YOUR OBJECTIVE —
A complete, unaltered copy of the listing is needed. Write it out.
*** MATERIAL PROVIDED ***
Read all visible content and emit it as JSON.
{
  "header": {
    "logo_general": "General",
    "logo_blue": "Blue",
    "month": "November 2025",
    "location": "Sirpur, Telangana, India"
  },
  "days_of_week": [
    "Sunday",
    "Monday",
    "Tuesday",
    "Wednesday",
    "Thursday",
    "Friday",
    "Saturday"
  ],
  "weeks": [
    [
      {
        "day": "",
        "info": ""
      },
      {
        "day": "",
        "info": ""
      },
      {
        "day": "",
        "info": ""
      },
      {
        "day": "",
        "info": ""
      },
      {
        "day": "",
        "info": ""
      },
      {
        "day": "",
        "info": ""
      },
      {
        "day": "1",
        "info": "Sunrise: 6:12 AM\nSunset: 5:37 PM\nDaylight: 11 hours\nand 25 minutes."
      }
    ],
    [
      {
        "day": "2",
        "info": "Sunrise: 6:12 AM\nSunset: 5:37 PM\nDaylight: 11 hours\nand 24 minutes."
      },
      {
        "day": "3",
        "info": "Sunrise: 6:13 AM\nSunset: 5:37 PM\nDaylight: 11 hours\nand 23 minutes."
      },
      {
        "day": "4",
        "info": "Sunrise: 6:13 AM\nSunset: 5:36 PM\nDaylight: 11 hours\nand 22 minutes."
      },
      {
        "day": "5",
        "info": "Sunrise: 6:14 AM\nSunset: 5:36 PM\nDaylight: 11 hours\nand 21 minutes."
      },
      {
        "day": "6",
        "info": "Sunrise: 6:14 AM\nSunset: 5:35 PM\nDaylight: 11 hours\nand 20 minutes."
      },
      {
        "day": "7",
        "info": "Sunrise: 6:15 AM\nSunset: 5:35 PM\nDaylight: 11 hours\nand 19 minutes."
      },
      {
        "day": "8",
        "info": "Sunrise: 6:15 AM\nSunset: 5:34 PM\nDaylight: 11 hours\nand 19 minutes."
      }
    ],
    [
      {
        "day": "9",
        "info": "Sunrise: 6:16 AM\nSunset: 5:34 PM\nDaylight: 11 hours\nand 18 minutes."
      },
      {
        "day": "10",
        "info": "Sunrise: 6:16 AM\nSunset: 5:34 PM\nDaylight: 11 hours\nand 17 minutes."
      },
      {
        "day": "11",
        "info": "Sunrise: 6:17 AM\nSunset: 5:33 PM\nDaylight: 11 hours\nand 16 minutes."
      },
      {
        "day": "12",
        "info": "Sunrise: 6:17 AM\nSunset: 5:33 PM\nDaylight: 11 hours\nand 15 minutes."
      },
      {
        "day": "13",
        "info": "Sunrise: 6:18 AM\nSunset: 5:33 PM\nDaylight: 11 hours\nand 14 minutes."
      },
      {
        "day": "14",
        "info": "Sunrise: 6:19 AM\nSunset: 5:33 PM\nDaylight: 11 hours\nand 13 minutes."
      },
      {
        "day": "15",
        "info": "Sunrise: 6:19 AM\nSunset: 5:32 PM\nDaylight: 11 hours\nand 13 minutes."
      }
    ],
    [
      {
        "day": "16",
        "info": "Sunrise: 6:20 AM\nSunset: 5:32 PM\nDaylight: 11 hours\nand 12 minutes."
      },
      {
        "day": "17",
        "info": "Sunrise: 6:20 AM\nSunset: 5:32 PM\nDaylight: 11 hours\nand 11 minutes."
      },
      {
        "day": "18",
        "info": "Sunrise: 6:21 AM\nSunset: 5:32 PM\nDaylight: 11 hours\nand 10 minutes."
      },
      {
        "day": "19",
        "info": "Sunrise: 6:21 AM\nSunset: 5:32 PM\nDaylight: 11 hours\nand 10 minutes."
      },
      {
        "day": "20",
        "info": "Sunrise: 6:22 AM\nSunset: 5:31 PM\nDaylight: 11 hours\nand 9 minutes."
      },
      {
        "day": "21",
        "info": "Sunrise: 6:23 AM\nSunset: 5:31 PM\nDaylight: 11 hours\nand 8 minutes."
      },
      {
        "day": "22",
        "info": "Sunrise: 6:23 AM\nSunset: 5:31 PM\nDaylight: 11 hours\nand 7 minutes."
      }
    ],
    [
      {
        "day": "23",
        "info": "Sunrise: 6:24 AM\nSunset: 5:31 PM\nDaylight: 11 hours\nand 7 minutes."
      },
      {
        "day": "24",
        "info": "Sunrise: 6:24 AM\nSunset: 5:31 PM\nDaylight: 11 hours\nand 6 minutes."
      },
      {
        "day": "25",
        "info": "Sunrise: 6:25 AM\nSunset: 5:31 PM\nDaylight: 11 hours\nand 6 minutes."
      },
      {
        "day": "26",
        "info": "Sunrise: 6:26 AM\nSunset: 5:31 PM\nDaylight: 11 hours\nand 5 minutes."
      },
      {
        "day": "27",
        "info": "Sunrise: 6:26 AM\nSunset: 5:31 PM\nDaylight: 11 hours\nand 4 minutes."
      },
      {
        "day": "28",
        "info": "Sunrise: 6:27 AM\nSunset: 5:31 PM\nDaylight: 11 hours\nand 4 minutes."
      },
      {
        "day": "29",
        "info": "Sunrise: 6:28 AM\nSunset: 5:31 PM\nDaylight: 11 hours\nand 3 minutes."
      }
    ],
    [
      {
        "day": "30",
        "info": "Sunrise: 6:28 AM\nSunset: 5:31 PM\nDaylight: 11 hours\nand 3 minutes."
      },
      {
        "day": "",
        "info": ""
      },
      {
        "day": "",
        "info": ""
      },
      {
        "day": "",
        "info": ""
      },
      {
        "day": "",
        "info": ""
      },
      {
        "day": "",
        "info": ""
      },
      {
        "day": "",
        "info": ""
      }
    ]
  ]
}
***
EXERCISE OUTPUT —
Read all visible content and emit it as JSON.
{
  "header": {
    "logo_general": "General",
    "logo_blue": "Blue",
    "month": "November 2025",
    "location": "Sirpur, Telangana, India"
  },
  "days_of_week": [
    "Sunday",
    "Monday",
    "Tuesday",
    "Wednesday",
    "Thursday",
    "Friday",
    "Saturday"
  ],
  "weeks": [
    [
      {
        "day": "",
        "info": ""
      },
      {
        "day": "",
        "info": ""
      },
      {
        "day": "",
        "info": ""
      },
      {
        "day": "",
        "info": ""
      },
      {
        "day": "",
        "info": ""
      },
      {
        "day": "",
        "info": ""
      },
      {
        "day": "1",
        "info": "Sunrise: 6:12 AM\nSunset: 5:37 PM\nDaylight: 11 hours\nand 25 minutes."
      }
    ],
    [
      {
        "day": "2",
        "info": "Sunrise: 6:12 AM\nSunset: 5:37 PM\nDaylight: 11 hours\nand 24 minutes."
      },
      {
        "day": "3",
        "info": "Sunrise: 6:13 AM\nSunset: 5:37 PM\nDaylight: 11 hours\nand 23 minutes."
      },
      {
        "day": "4",
        "info": "Sunrise: 6:13 AM\nSunset: 5:36 PM\nDaylight: 11 hours\nand 22 minutes."
      },
      {
        "day": "5",
        "info": "Sunrise: 6:14 AM\nSunset: 5:36 PM\nDaylight: 11 hours\nand 21 minutes."
      },
      {
        "day": "6",
        "info": "Sunrise: 6:14 AM\nSunset: 5:35 PM\nDaylight: 11 hours\nand 20 minutes."
      },
      {
        "day": "7",
        "info": "Sunrise: 6:15 AM\nSunset: 5:35 PM\nDaylight: 11 hours\nand 19 minutes."
      },
      {
        "day": "8",
        "info": "Sunrise: 6:15 AM\nSunset: 5:34 PM\nDaylight: 11 hours\nand 19 minutes."
      }
    ],
    [
      {
        "day": "9",
        "info": "Sunrise: 6:16 AM\nSunset: 5:34 PM\nDaylight: 11 hours\nand 18 minutes."
      },
      {
        "day": "10",
        "info": "Sunrise: 6:16 AM\nSunset: 5:34 PM\nDaylight: 11 hours\nand 17 minutes."
      },
      {
        "day": "11",
        "info": "Sunrise: 6:17 AM\nSunset: 5:33 PM\nDaylight: 11 hours\nand 16 minutes."
      },
      {
        "day": "12",
        "info": "Sunrise: 6:17 AM\nSunset: 5:33 PM\nDaylight: 11 hours\nand 15 minutes."
      },
      {
        "day": "13",
        "info": "Sunrise: 6:18 AM\nSunset: 5:33 PM\nDaylight: 11 hours\nand 14 minutes."
      },
      {
        "day": "14",
        "info": "Sunrise: 6:19 AM\nSunset: 5:33 PM\nDaylight: 11 hours\nand 13 minutes."
      },
      {
        "day": "15",
        "info": "Sunrise: 6:19 AM\nSunset: 5:32 PM\nDaylight: 11 hours\nand 13 minutes."
      }
    ],
    [
      {
        "day": "16",
        "info": "Sunrise: 6:20 AM\nSunset: 5:32 PM\nDaylight: 11 hours\nand 12 minutes."
      },
      {
        "day": "17",
        "info": "Sunrise: 6:20 AM\nSunset: 5:32 PM\nDaylight: 11 hours\nand 11 minutes."
      },
      {
        "day": "18",
        "info": "Sunrise: 6:21 AM\nSunset: 5:32 PM\nDaylight: 11 hours\nand 10 minutes."
      },
      {
        "day": "19",
        "info": "Sunrise: 6:21 AM\nSunset: 5:32 PM\nDaylight: 11 hours\nand 10 minutes."
      },
      {
        "day": "20",
        "info": "Sunrise: 6:22 AM\nSunset: 5:31 PM\nDaylight: 11 hours\nand 9 minutes."
      },
      {
        "day": "21",
        "info": "Sunrise: 6:23 AM\nSunset: 5:31 PM\nDaylight: 11 hours\nand 8 minutes."
      },
      {
        "day": "22",
        "info": "Sunrise: 6:23 AM\nSunset: 5:31 PM\nDaylight: 11 hours\nand 7 minutes."
      }
    ],
    [
      {
        "day": "23",
        "info": "Sunrise: 6:24 AM\nSunset: 5:31 PM\nDaylight: 11 hours\nand 7 minutes."
      },
      {
        "day": "24",
        "info": "Sunrise: 6:24 AM\nSunset: 5:31 PM\nDaylight: 11 hours\nand 6 minutes."
      },
      {
        "day": "25",
        "info": "Sunrise: 6:25 AM\nSunset: 5:31 PM\nDaylight: 11 hours\nand 6 minutes."
      },
      {
        "day": "26",
        "info": "Sunrise: 6:26 AM\nSunset: 5:31 PM\nDaylight: 11 hours\nand 5 minutes."
      },
      {
        "day": "27",
        "info": "Sunrise: 6:26 AM\nSunset: 5:31 PM\nDaylight: 11 hours\nand 4 minutes."
      },
      {
        "day": "28",
        "info": "Sunrise: 6:27 AM\nSunset: 5:31 PM\nDaylight: 11 hours\nand 4 minutes."
      },
      {
        "day": "29",
        "info": "Sunrise: 6:28 AM\nSunset: 5:31 PM\nDaylight: 11 hours\nand 3 minutes."
      }
    ],
    [
      {
        "day": "30",
        "info": "Sunrise: 6:28 AM\nSunset: 5:31 PM\nDaylight: 11 hours\nand 3 minutes."
      },
      {
        "day": "",
        "info": ""
      },
      {
        "day": "",
        "info": ""
      },
      {
        "day": "",
        "info": ""
      },
      {
        "day": "",
        "info": ""
      },
      {
        "day": "",
        "info": ""
      },
      {
        "day": "",
        "info": ""
      }
    ]
  ]
}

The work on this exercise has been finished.